Start of Block

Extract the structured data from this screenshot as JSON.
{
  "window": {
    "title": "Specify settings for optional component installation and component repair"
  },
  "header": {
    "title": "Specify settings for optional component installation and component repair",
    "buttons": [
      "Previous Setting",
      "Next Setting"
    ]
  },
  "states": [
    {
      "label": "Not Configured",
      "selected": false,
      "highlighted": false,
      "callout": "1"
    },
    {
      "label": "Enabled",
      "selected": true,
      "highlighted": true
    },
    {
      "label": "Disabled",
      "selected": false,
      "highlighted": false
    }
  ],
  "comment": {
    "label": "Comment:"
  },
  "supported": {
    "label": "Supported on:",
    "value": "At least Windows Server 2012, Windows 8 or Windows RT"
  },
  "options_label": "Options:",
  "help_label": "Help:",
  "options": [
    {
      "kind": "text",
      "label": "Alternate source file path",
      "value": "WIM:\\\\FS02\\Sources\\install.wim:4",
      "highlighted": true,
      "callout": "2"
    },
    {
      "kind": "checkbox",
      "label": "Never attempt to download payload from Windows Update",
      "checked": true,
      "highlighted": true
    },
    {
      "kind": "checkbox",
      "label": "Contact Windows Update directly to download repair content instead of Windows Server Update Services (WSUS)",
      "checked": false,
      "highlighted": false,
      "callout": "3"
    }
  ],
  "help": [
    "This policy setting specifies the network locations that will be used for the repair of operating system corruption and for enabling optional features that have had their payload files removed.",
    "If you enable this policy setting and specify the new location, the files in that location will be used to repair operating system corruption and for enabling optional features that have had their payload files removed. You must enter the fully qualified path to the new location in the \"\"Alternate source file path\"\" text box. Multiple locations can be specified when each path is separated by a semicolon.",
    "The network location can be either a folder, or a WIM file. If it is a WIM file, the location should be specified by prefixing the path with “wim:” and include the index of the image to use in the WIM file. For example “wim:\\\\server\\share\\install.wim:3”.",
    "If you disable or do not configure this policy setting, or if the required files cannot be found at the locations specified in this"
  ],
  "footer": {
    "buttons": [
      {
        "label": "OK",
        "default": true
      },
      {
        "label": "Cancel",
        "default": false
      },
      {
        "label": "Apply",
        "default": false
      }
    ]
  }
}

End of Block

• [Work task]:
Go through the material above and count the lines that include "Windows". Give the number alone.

• [Written answer]:
3